On the occasion of the Kultursommer Rheinland-Pfalz taking place under the motto God and the World, the Kunsthalle Mainz
is presenting a major solo exhibition of the artist Michael Kalmbach (born in 1962 in Landau, lives in Berlin). In addition to an extensive selection of his large- and small-scale watercolors, his sculptural work is also comprehensively featured. The artists picture story Der große und der kleine Paul (Big Paul and Little Paul) consisting of fifty watercolors accompanied by texts will serve as the point of departure for the show in Mainz. In Old-Testament style, the fairy-tale-like plot recounts a kind of story of creation in which conditions of violence and oppression are overcome by an unusual act of liberation on the part of Little Paul.
Michael Kalmbachs figurative, narrative oeuvre revolves around recurring double themes such as power and powerlessness, creation and destruction, pleasure and pain, family and childhood. These partially interwoven thematic complexes usually appear as antithetical and at the same time mutually dependent forces or principles. The often unsparingly open depictions of sexuality and violence contrast starkly with the artists figural and formal language, which possesses a delicate and sometimes downright ephemeral quality. Working with the element of chance, he frequently develops motivic elements from dabs and splatters of paint. In a sense, the initially non-representative forms serve as a catalyst for the formation of the image. At first glance, most of his watercolors are reminiscent of idyllic scenes from the contexts of family and childhood and, occasionally, childrens and fairy tale books.
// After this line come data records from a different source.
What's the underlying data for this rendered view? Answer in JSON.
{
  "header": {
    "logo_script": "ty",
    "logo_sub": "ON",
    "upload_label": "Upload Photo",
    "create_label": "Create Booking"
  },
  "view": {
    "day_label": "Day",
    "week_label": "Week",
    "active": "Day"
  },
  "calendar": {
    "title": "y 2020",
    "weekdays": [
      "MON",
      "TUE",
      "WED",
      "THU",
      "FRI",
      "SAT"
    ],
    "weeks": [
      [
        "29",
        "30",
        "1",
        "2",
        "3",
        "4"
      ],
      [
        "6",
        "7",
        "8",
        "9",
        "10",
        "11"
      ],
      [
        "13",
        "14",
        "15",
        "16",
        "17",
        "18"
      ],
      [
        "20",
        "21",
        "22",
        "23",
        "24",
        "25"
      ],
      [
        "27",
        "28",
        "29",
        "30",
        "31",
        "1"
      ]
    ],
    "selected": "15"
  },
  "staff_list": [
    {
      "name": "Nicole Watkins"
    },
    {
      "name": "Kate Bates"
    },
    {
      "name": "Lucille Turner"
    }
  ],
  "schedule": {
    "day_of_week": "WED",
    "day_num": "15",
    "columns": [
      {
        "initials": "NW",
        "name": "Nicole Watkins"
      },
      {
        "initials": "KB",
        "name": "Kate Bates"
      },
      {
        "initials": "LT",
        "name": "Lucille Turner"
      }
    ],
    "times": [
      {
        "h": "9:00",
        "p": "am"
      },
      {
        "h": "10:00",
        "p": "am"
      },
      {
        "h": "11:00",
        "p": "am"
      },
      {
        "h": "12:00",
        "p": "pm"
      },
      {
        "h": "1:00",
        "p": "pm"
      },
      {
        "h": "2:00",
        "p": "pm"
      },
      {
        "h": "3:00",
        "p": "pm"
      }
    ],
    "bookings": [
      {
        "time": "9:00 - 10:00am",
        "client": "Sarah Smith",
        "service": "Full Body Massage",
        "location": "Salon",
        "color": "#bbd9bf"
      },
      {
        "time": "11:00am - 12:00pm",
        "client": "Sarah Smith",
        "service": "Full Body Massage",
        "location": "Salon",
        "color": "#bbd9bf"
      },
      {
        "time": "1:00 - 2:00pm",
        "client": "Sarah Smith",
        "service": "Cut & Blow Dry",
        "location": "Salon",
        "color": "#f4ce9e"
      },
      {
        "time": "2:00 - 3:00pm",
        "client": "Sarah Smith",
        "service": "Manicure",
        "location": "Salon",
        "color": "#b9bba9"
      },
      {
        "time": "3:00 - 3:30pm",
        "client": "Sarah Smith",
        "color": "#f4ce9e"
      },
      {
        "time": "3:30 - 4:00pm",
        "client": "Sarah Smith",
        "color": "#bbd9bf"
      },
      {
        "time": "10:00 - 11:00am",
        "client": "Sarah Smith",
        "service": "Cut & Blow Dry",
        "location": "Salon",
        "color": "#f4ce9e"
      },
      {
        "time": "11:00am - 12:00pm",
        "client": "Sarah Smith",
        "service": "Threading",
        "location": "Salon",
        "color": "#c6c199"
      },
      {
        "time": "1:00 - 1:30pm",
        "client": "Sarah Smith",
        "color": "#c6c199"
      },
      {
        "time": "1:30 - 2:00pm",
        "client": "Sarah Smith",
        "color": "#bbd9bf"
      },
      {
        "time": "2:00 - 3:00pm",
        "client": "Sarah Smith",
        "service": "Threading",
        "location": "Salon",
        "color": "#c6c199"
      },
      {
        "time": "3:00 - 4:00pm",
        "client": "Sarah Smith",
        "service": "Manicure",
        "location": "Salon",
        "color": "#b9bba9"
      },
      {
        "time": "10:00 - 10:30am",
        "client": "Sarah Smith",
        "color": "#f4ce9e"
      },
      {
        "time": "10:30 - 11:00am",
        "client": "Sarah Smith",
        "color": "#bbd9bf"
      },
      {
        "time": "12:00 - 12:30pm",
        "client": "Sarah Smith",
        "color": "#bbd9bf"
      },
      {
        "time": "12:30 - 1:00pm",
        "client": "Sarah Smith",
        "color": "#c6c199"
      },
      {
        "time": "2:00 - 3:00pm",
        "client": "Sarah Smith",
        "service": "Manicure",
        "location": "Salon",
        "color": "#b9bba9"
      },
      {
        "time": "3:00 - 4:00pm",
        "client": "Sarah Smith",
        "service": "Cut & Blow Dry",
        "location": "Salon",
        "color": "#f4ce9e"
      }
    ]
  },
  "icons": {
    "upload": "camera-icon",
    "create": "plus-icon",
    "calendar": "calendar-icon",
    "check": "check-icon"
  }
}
On closer inspection, however, the subjects prove to be often drasti-cally blatant revelations of existential, and in some cases violent, conditions. The effect can be all the more disturbing on account of the fact that the artist emphasizes his abandonment to the tenuous, fluid materiality of the watercolor to the same degree.Not only in his painted works, but also in his sculptures, Michael Kalmbach who studied sculpting with Michael Croissant at the Städelschule in Frankfurt has created his own cosmos of forms and figures, which he has continually changed and renewed in fluid transitions. In the 1990s he produced an individual and self-contained world of plaster sculptures developed for the most part from casts of the limbs of dolls. Here again, the viewer encounters what looks at first like a playful cosmos whose figures and the actions they carry out in constellations merely alluded to make reference to general conditions of existence, positive and negative. For a number of years, the artist has been making papier-mâché sculptures which hang from the ceiling as marionette-like figures or mobiles in formations usually quite expansive in size. They likewise form a world of their own, again despite the meanwhile more fragile formal language revolving around such themes as life and death, creation and destruction.